Could this be a clue that d'Alvimart did not paint these, but instead collected them?

Copies of figures from Miller's The Costume of Turkey plus others appeared, arranged in pairs in Illustrations de Histoire des Othomans. Moeurs, usages, costumes des Othomans, et abrégé de leur histoire / [{Artist} Non identifié] ; Antoine Laurent Castellan, Louis Mathieu Langlès, aut. du texte, 1812. There were also coloured editions e.g Kislar Aga & Sultana or Odalisk in Illustrations de Histoire des Othomans and Officers of the Grand Signior in Illustrations de Histoire des Othomans
Where more specific captions are given for some of these than in The Costume of Turkey, this is educated guesswork. The pairings in this are not evidence that the characters had anything to do with each other.

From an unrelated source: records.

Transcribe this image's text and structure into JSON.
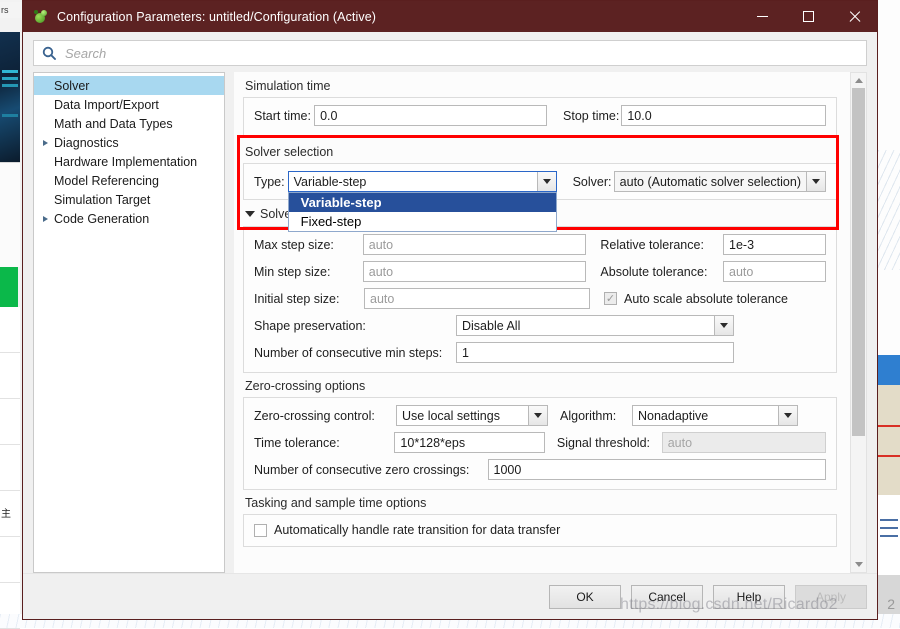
{
  "window": {
    "title": "Configuration Parameters: untitled/Configuration (Active)",
    "icon": "simulink-icon",
    "minimize": "—",
    "maximize": "□",
    "close": "✕",
    "titlebar_color": "#5c2222"
  },
  "search": {
    "placeholder": "Search",
    "value": "",
    "icon": "search-icon"
  },
  "sidebar": {
    "items": [
      {
        "label": "Solver",
        "expandable": false,
        "selected": true
      },
      {
        "label": "Data Import/Export",
        "expandable": false,
        "selected": false
      },
      {
        "label": "Math and Data Types",
        "expandable": false,
        "selected": false
      },
      {
        "label": "Diagnostics",
        "expandable": true,
        "selected": false
      },
      {
        "label": "Hardware Implementation",
        "expandable": false,
        "selected": false
      },
      {
        "label": "Model Referencing",
        "expandable": false,
        "selected": false
      },
      {
        "label": "Simulation Target",
        "expandable": false,
        "selected": false
      },
      {
        "label": "Code Generation",
        "expandable": true,
        "selected": false
      }
    ]
  },
  "simulation_time": {
    "title": "Simulation time",
    "start_label": "Start time:",
    "start_value": "0.0",
    "stop_label": "Stop time:",
    "stop_value": "10.0"
  },
  "solver_selection": {
    "title": "Solver selection",
    "highlight_color": "#ff0000",
    "type_label": "Type:",
    "type_value": "Variable-step",
    "type_dropdown_open": true,
    "type_options": [
      {
        "label": "Variable-step",
        "selected": true
      },
      {
        "label": "Fixed-step",
        "selected": false
      }
    ],
    "solver_label": "Solver:",
    "solver_value": "auto (Automatic solver selection)"
  },
  "solver_details": {
    "header": "Solver details",
    "max_step_label": "Max step size:",
    "max_step_value": "auto",
    "relative_tol_label": "Relative tolerance:",
    "relative_tol_value": "1e-3",
    "min_step_label": "Min step size:",
    "min_step_value": "auto",
    "absolute_tol_label": "Absolute tolerance:",
    "absolute_tol_value": "auto",
    "initial_step_label": "Initial step size:",
    "initial_step_value": "auto",
    "auto_scale_label": "Auto scale absolute tolerance",
    "auto_scale_checked": true,
    "shape_pres_label": "Shape preservation:",
    "shape_pres_value": "Disable All",
    "min_steps_label": "Number of consecutive min steps:",
    "min_steps_value": "1"
  },
  "zero_crossing": {
    "title": "Zero-crossing options",
    "control_label": "Zero-crossing control:",
    "control_value": "Use local settings",
    "algorithm_label": "Algorithm:",
    "algorithm_value": "Nonadaptive",
    "time_tol_label": "Time tolerance:",
    "time_tol_value": "10*128*eps",
    "signal_thr_label": "Signal threshold:",
    "signal_thr_value": "auto",
    "num_crossings_label": "Number of consecutive zero crossings:",
    "num_crossings_value": "1000"
  },
  "tasking": {
    "title": "Tasking and sample time options",
    "checkbox_label": "Automatically handle rate transition for data transfer",
    "checkbox_checked": false
  },
  "footer": {
    "ok": "OK",
    "cancel": "Cancel",
    "help": "Help",
    "apply": "Apply"
  },
  "overlay": {
    "watermark": "https://blog.csdn.net/Ricardo2"
  },
  "desktop": {
    "left_tab_text": "rs",
    "right_number": "2",
    "left_cjk": "主"
  }
}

Many of the Ottomans in the Augsburger Bilder, 1802-1810 are based on the same sources provided by d'Alvimart for McLean's The Military Costume Of Turkey:
. Ottoman Turkish Infantry
. Arab Mamalukes and Asiatic Light Infantry
. European Turkish Cavalry
. Asiatic Turkish Cavalry

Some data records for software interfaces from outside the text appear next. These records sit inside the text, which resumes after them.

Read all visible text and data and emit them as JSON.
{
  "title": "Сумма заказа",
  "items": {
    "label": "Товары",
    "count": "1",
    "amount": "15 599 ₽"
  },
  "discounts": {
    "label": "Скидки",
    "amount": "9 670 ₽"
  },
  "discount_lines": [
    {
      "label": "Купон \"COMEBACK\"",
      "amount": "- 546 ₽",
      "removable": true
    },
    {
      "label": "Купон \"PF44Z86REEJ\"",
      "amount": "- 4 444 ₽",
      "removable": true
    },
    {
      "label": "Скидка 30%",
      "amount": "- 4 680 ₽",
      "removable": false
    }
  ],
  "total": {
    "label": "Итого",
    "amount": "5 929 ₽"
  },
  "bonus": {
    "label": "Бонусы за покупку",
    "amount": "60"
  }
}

Turkish Infantry after Wilhelm von Kobell, Vienna, c.1809-13 includes many figures based on Miller's Costume of Turkey. Some of the vignettes are similar to the Augsburger Bilder including the Artillery in the Augsburger Bilder. Formations of uniform troops based on a single figure from Miller's Costume of Turkey are not evidence of troops wearing a uniform.

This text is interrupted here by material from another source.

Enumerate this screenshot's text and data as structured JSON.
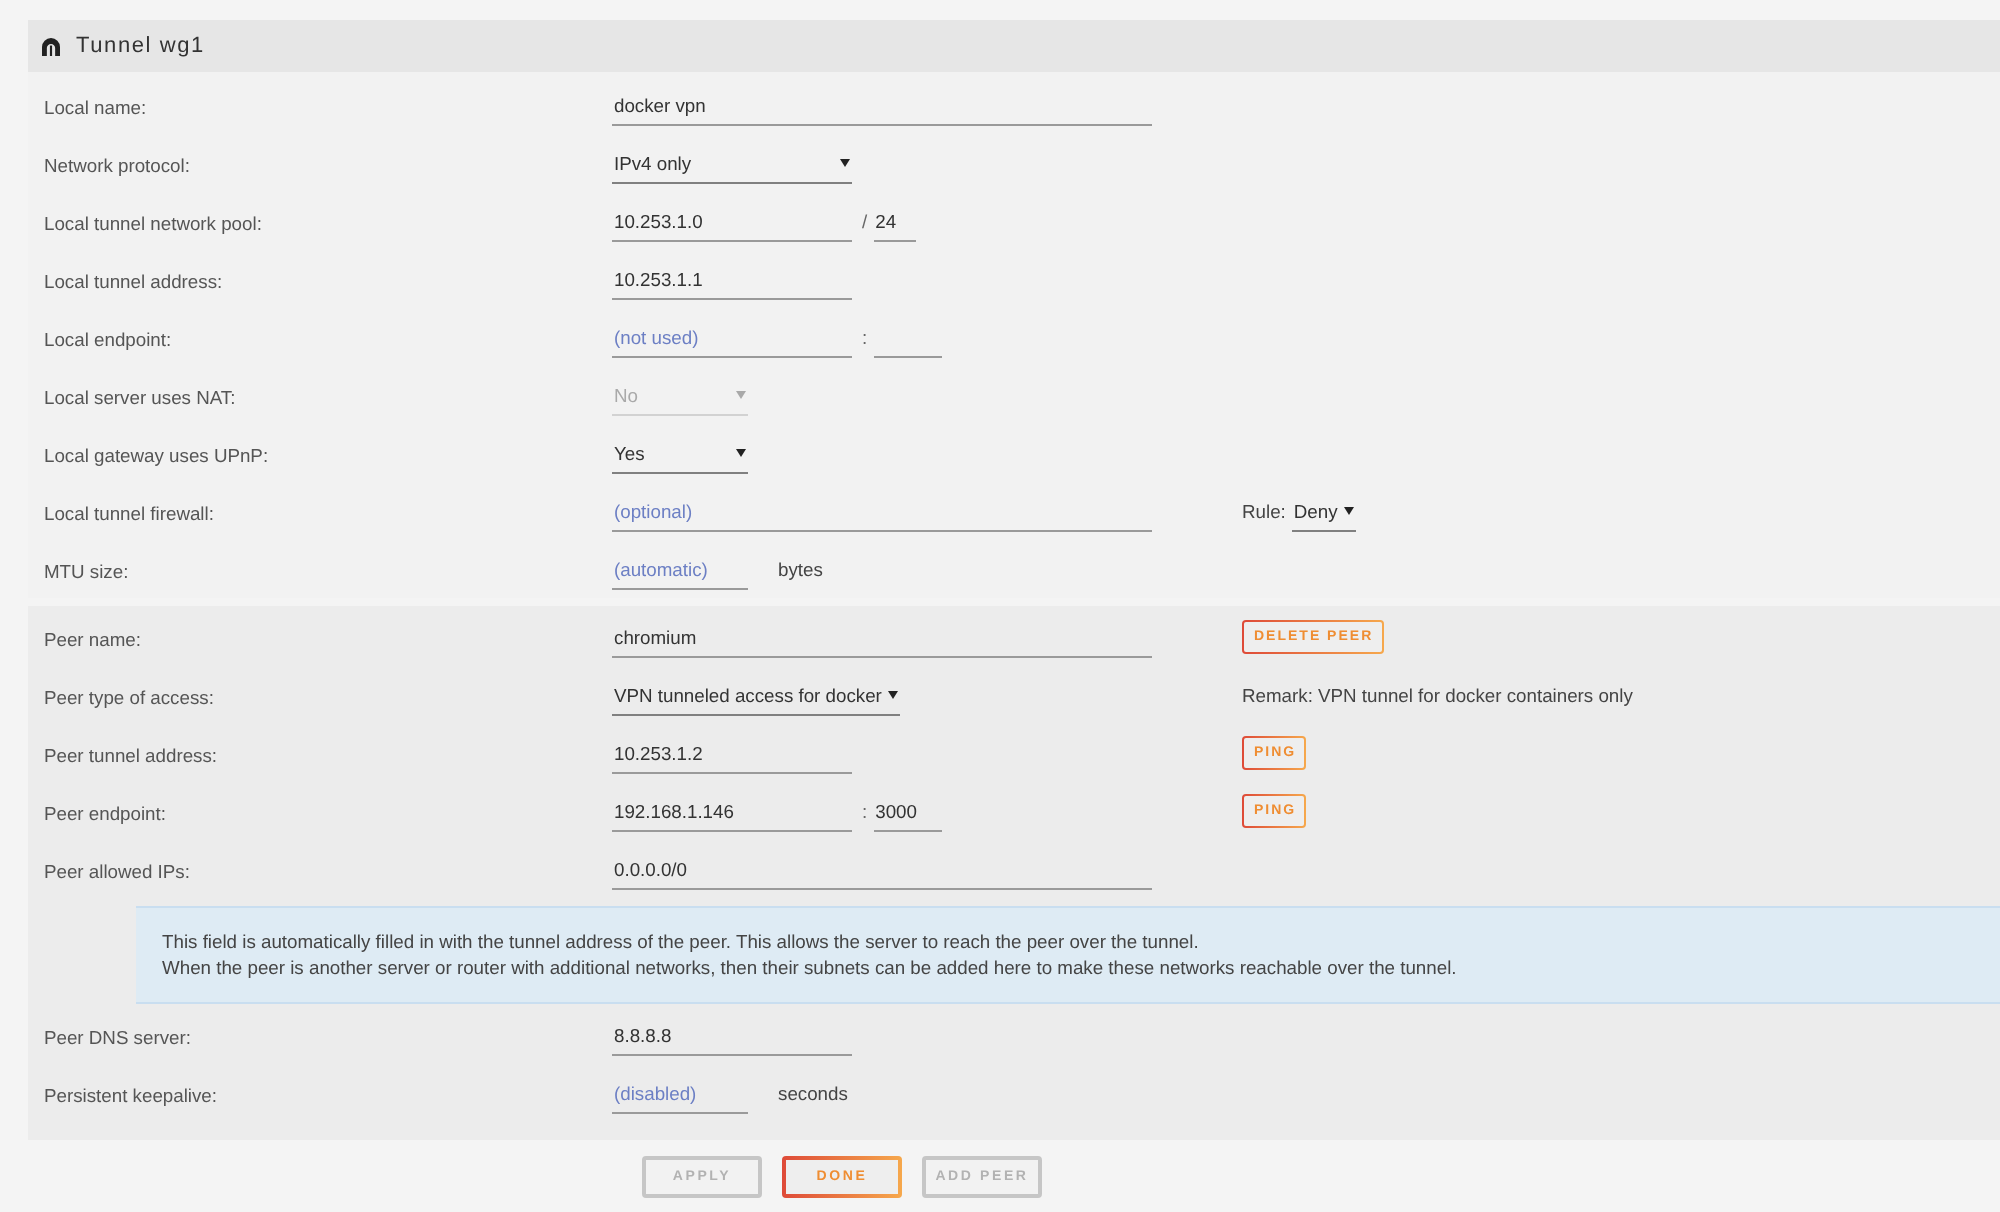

Turkish Cavalry after Wilhelm von Kobell, Vienna, c.1809-13 includes many figures based on McLean's The Military Costume Of Turkey and Miller's Costume of Turkey and one, on the far right, is based on a Spahi after Vanmour from 100 years before.

La Turquie, ou, Costumes, Moeurs et Usages des Turcs. by Jean-Baptiste-Benoît Eyriès, 1820 Ed. with copies with added ground.

There are other books etc. that have images based on these but I'll skip forward to the 20th century -

Some appear in L'Organisation et les Uniformes de L'Armee Ottomanne by Mahmoud Chevket Pacha, 1907:

This one includes 2 figures on the right in the same pairing as in Illustrations de Histoire des Othomans: Officier inférieur des Janissaires dans son costume ordinaire, Sergent major des Janissaires. As the colours are not the same as Miller's Costume of Turkey, these may be based on a black and white version of Illustrations de Histoire des Othomans or a derivative. Where these have a more specific caption than in Miller's Costume of Turkey these are educated guesswork.


Plate XVIII (18)
Miller's The Costume of Turkey, 1802
Subaltern officer of the Janissary corps.


Plate XXVIII (28)
Miller's The Costume of Turkey, 1802
Officer of the Janissary corps.




Mahmoud Chevket Pacha 1907 is probably the source for Osmanli Ordu Teskilati and is used by Dr Chris Flaherty. By this time they are many steps away from the originals. All these should be considered to be depicting costume of the 1790s or if from an Ottoman album – from the last time the master set was updated before this.




Ottoman Illustrations of Costume and Soldiers